As drought ravages the Midwest and the world prepared for its third price spike in five years, Timothy A. Wise sat down with the Real News Network to talk about the implications of the crisis. Drawing on his co-authored report with Sophia Murphy, “Resolving the Food Crisis: Assessing Global Policy Reforms Since 2007,” Wise points out that the international community has failed to address any of the important drivers of the food crisis – climate change, biofuels expansion, financial speculation, the lack of publicly managed food reserves, and strong reinvestment in developing country food production.
The Triple Crisis blog invites your comments. Please share your thoughts below.
It was lucky the Olympics opening ceremony was not washed out by rain, because heavy rain, floods, heatwaves and droughts are among extreme weather events on the rise this year.
Last Friday night’s opening ceremony of the Olympic Games in London was widely acclaimed for its spectacular display. But besides the brilliant design and smooth implementation, another factor played an important role, and that is luck.
A major topic at the Symposium was carbon farming, which is a payment scheme that allows farmers and land managers to earn credits by storing carbon or reducing greenhouse gas emissions on the land. These credits can then be sold to pay for the various carbon storing activities.
During my weekly conversation with my sister I told her about the unusual searing heat this June, the problems of power cuts and how we are coping in India.

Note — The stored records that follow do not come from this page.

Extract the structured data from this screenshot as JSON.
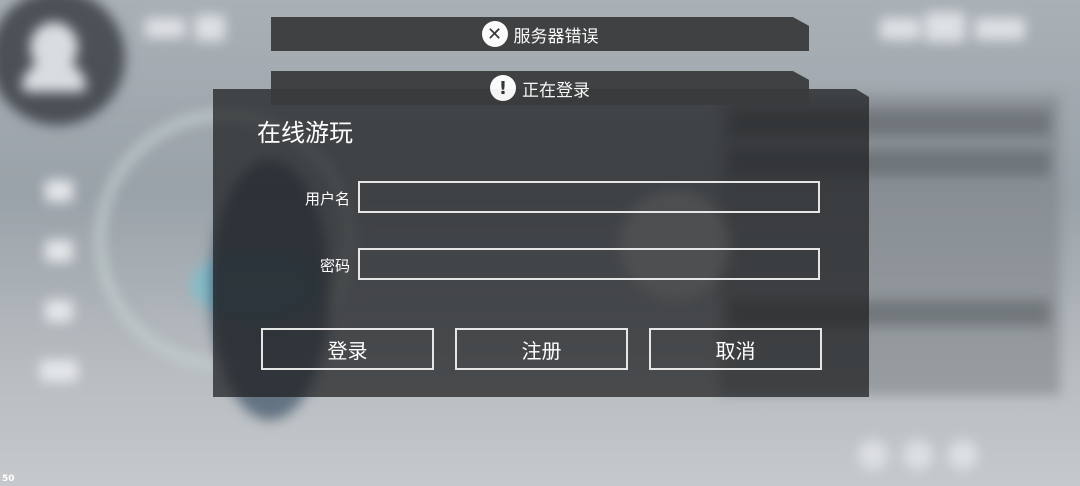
{
  "notifications": {
    "error": {
      "icon": "close-circle-icon",
      "glyph": "✕",
      "text": "服务器错误"
    },
    "info": {
      "icon": "exclamation-circle-icon",
      "glyph": "!",
      "text": "正在登录"
    }
  },
  "dialog": {
    "title": "在线游玩",
    "username_label": "用户名",
    "username_value": "",
    "password_label": "密码",
    "password_value": "",
    "buttons": {
      "login": "登录",
      "register": "注册",
      "cancel": "取消"
    }
  },
  "fps": "50",
  "colors": {
    "notice_bg": "#3a3b3d",
    "dialog_bg": "#1c1d1f",
    "border": "#e6e6e6",
    "text": "#ffffff"
  }
}
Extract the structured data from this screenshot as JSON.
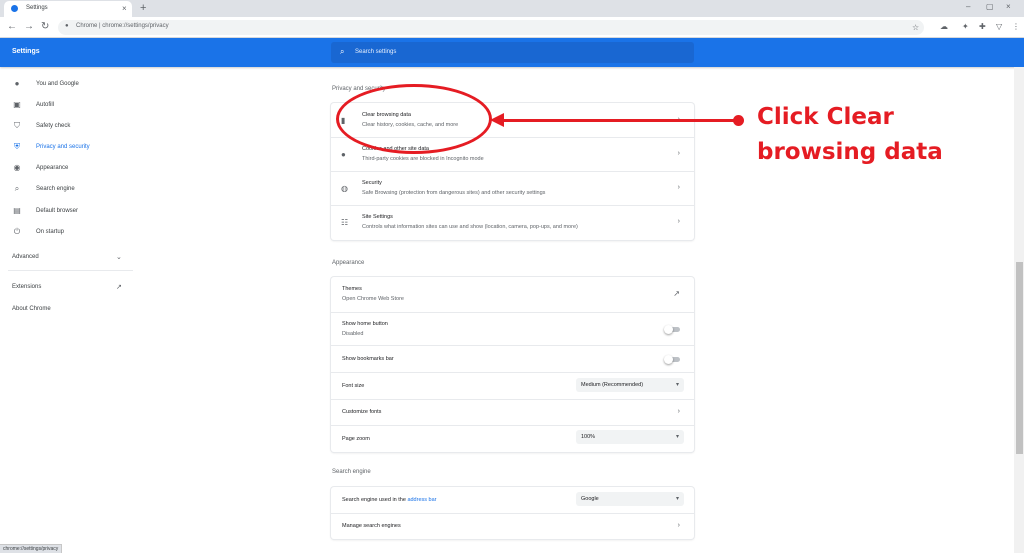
{
  "browser": {
    "tab_title": "Settings",
    "tab_close": "×",
    "new_tab": "+",
    "url": "Chrome  |  chrome://settings/privacy",
    "window_controls": [
      "–",
      "▢",
      "×"
    ]
  },
  "header": {
    "title": "Settings",
    "search_placeholder": "Search settings"
  },
  "sidebar": {
    "items": [
      {
        "label": "You and Google",
        "icon": "person-icon"
      },
      {
        "label": "Autofill",
        "icon": "clipboard-icon"
      },
      {
        "label": "Safety check",
        "icon": "shield-check-icon"
      },
      {
        "label": "Privacy and security",
        "icon": "shield-icon"
      },
      {
        "label": "Appearance",
        "icon": "palette-icon"
      },
      {
        "label": "Search engine",
        "icon": "search-icon"
      },
      {
        "label": "Default browser",
        "icon": "browser-icon"
      },
      {
        "label": "On startup",
        "icon": "power-icon"
      }
    ],
    "advanced": "Advanced",
    "extensions": "Extensions",
    "about": "About Chrome"
  },
  "privacy": {
    "section_title": "Privacy and security",
    "rows": [
      {
        "title": "Clear browsing data",
        "subtitle": "Clear history, cookies, cache, and more"
      },
      {
        "title": "Cookies and other site data",
        "subtitle": "Third-party cookies are blocked in Incognito mode"
      },
      {
        "title": "Security",
        "subtitle": "Safe Browsing (protection from dangerous sites) and other security settings"
      },
      {
        "title": "Site Settings",
        "subtitle": "Controls what information sites can use and show (location, camera, pop-ups, and more)"
      }
    ]
  },
  "appearance": {
    "section_title": "Appearance",
    "themes_title": "Themes",
    "themes_subtitle": "Open Chrome Web Store",
    "home_button_title": "Show home button",
    "home_button_subtitle": "Disabled",
    "bookmarks_bar_title": "Show bookmarks bar",
    "font_size_label": "Font size",
    "font_size_value": "Medium (Recommended)",
    "customize_fonts": "Customize fonts",
    "page_zoom_label": "Page zoom",
    "page_zoom_value": "100%"
  },
  "search_engine": {
    "section_title": "Search engine",
    "used_in_prefix": "Search engine used in the ",
    "used_in_link": "address bar",
    "engine_value": "Google",
    "manage": "Manage search engines"
  },
  "status_url": "chrome://settings/privacy",
  "annotation": {
    "line1": "Click Clear",
    "line2": "browsing data",
    "color": "#e51c23"
  },
  "colors": {
    "accent": "#1a73e8"
  }
}
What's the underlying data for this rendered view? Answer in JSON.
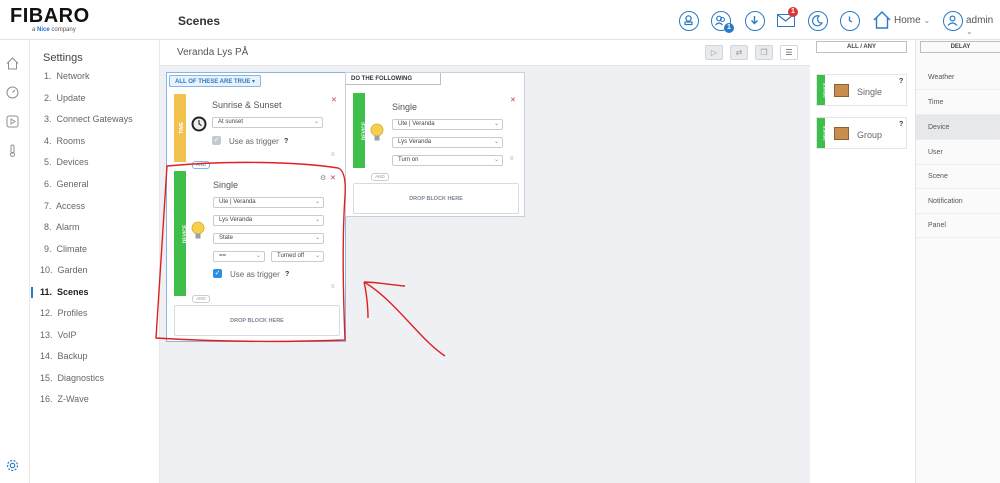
{
  "brand": {
    "name": "FIBARO",
    "tagline_prefix": "a ",
    "tagline_brand": "Nice",
    "tagline_suffix": " company"
  },
  "header": {
    "page_title": "Scenes",
    "home_label": "Home",
    "user_label": "admin",
    "users_badge": "1",
    "messages_badge": "1",
    "accent_color": "#2a7ac5",
    "badge_color": "#d9383a"
  },
  "settings": {
    "title": "Settings",
    "items": [
      {
        "num": "1.",
        "label": "Network"
      },
      {
        "num": "2.",
        "label": "Update"
      },
      {
        "num": "3.",
        "label": "Connect Gateways"
      },
      {
        "num": "4.",
        "label": "Rooms"
      },
      {
        "num": "5.",
        "label": "Devices"
      },
      {
        "num": "6.",
        "label": "General"
      },
      {
        "num": "7.",
        "label": "Access"
      },
      {
        "num": "8.",
        "label": "Alarm"
      },
      {
        "num": "9.",
        "label": "Climate"
      },
      {
        "num": "10.",
        "label": "Garden"
      },
      {
        "num": "11.",
        "label": "Scenes"
      },
      {
        "num": "12.",
        "label": "Profiles"
      },
      {
        "num": "13.",
        "label": "VoIP"
      },
      {
        "num": "14.",
        "label": "Backup"
      },
      {
        "num": "15.",
        "label": "Diagnostics"
      },
      {
        "num": "16.",
        "label": "Z-Wave"
      }
    ],
    "active_index": 10
  },
  "scene": {
    "name": "Veranda Lys PÅ"
  },
  "conditions": {
    "tab_label": "ALL OF THESE ARE TRUE",
    "and_label": "AND",
    "drop_label": "DROP BLOCK HERE",
    "time_block": {
      "strip_label": "TIME",
      "strip_color": "#f2c14e",
      "title": "Sunrise & Sunset",
      "select": "At sunset",
      "trigger_label": "Use as trigger",
      "help": "?"
    },
    "device_block": {
      "strip_label": "DEVICE",
      "strip_color": "#3dbf4a",
      "title": "Single",
      "room": "Ute | Veranda",
      "device": "Lys Veranda",
      "property": "State",
      "operator": "==",
      "value": "Turned off",
      "trigger_label": "Use as trigger",
      "help": "?"
    }
  },
  "actions": {
    "tab_label": "DO THE FOLLOWING",
    "and_label": "AND",
    "drop_label": "DROP BLOCK HERE",
    "device_block": {
      "strip_label": "DEVICE",
      "strip_color": "#3dbf4a",
      "title": "Single",
      "room": "Ute | Veranda",
      "device": "Lys Veranda",
      "action": "Turn on"
    }
  },
  "palette": {
    "headers": [
      "ALL / ANY",
      "DELAY"
    ],
    "cards": [
      {
        "strip": "DEVICE",
        "label": "Single",
        "help": "?"
      },
      {
        "strip": "DEVICE",
        "label": "Group",
        "help": "?"
      }
    ],
    "categories": [
      "Weather",
      "Time",
      "Device",
      "User",
      "Scene",
      "Notification",
      "Panel"
    ],
    "active_category": "Device"
  },
  "annotation_color": "#e02020"
}
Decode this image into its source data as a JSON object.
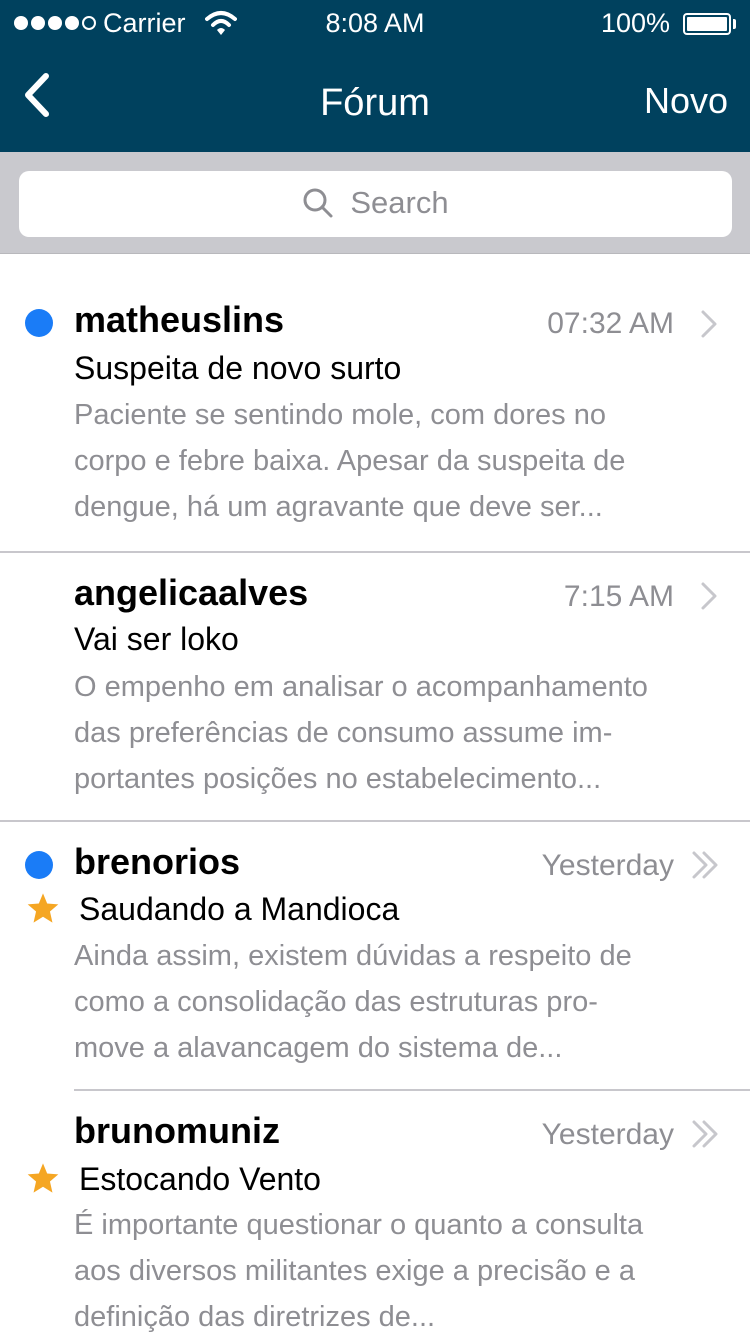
{
  "status_bar": {
    "carrier": "Carrier",
    "time": "8:08 AM",
    "battery": "100%"
  },
  "nav": {
    "back_icon": "chevron-left-icon",
    "title": "Fórum",
    "action": "Novo"
  },
  "search": {
    "placeholder": "Search"
  },
  "colors": {
    "nav_bg": "#00415e",
    "unread_dot": "#1a7cf7",
    "star": "#f5a623",
    "secondary_text": "#8e8e93"
  },
  "messages": [
    {
      "sender": "matheuslins",
      "time": "07:32 AM",
      "subject": "Suspeita de novo surto",
      "preview": [
        "Paciente se sentindo mole, com dores no",
        "corpo e febre baixa. Apesar da suspeita de",
        "dengue, há um agravante que deve ser..."
      ],
      "unread": true,
      "starred": false,
      "chevron": "chevron-right-icon"
    },
    {
      "sender": "angelicaalves",
      "time": "7:15 AM",
      "subject": "Vai ser loko",
      "preview": [
        "O empenho em analisar o acompanhamento",
        "das preferências de consumo assume im-",
        "portantes posições no estabelecimento..."
      ],
      "unread": false,
      "starred": false,
      "chevron": "chevron-right-icon"
    },
    {
      "sender": "brenorios",
      "time": "Yesterday",
      "subject": "Saudando a Mandioca",
      "preview": [
        "Ainda assim, existem dúvidas a respeito de",
        "como a consolidação das estruturas pro-",
        "move a alavancagem do sistema de..."
      ],
      "unread": true,
      "starred": true,
      "chevron": "double-chevron-right-icon"
    },
    {
      "sender": "brunomuniz",
      "time": "Yesterday",
      "subject": "Estocando Vento",
      "preview": [
        "É importante questionar o quanto a consulta",
        "aos diversos militantes exige a precisão e a",
        "definição das diretrizes de..."
      ],
      "unread": false,
      "starred": true,
      "chevron": "double-chevron-right-icon"
    }
  ]
}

She, in turn, told me that in Washington DC, where she lives, there was a terrible storm that damaged her roof and uprooted trees in her garden. They were fortunate that they still had electricity, because most houses in the city were in the dark. She also said it was unbearably hot because the region was in the grip of an unprecedented heat wave. Both of us, living across the oceans, in different countries, with vastly different circumstances, were similarly placed.
Is this, then, what the future holds for us—a changing weather that has no boundaries or preferences. And why are we still so reluctant to make the connection between weather events and a changing climate?
Rio+20 came and went. The UN Conference on Sustainable Development (UNCSD) could have been an important event. Instead it set new standards on how to make oneself irrelevant. One quick recipe: pretend you have never even heard of the global economic and financial crisis!
The Buddhists say enlightenment—the ability to see clearly and act appropriately– is to be found in the “middle path” between grasping and pushing away, expectation and aversion.
Attitudes about the likely outcomes of the Rio+20 Conference seem to fall into one camp or the other. Some grasp towards hope that the “outcome document” produced via intense negotiations by 191 countries—what UN General Secretary Ban Ki Moon called a “historic agreement”– will translate into a global action plan for a green economy. Others, like the NGO leader Antonio Tujan Jr, find the agreement repulsive, “an empty coffin” in which the sustainable development promises of the first Rio conference will be buried. Many grumbled even before it began that the Conference would be a waste of time, a global gabfest akin to fiddling while the planet burns.
Elinor Ostrom, a Nobel laureate in economics, was Chief Scientific Adviser to the Planet Under Pressure conference and Professor of Political Science and Senior Co-Research Director of the Workshop in Political Theory and Policy Analysis at Indiana University. She passed away on June 12, 2012. This article was published that day by Project Syndicate.
Much is riding on the United Nations Rio+20 summit. Many are billing it as Plan A for Planet Earth and want leaders bound to a single international agreement to protect our life-support system and prevent a global humanitarian crisis.
In 2009, I published a book with Graciela Chichilnisky, Saving Kyoto (New Holland 2009), that argued passionately for preserving the economic and political architecture of the only international treaty on climate change the world has known – the Kyoto Protocol. The book was timely: the countdown to compliance with Kyoto’s mandated emissions targets had begun; the international community was gathering that year in Copenhagen to negotiate the next round of climate commitments; and there was hope that the Obama administration could usher the U.S. back to the negotiating table in earnest. More importantly from my perspective, however, was the growing realization that the window of opportunity for stabilizing the earth’s climate system was rapidly coming to a close. The urgency of the crisis demanded immediate, extensive emissions reductions. And I firmly believed that a coordinated international effort that mandated reductions from world’s largest emitters was the fairest and most efficient way to stave off climate disaster.
South American governments will attend the Rio +20 conference in a very strained environment: while at the national level, almost every country has undergone a weakening of its environmental management systems, at the international level, countries do not coordinate their positions. Particularly since such contradictions seem to go unnoticed by international analysts, especially from the English language media, it is necessary to explicitly describe them. Five key issues are presented below.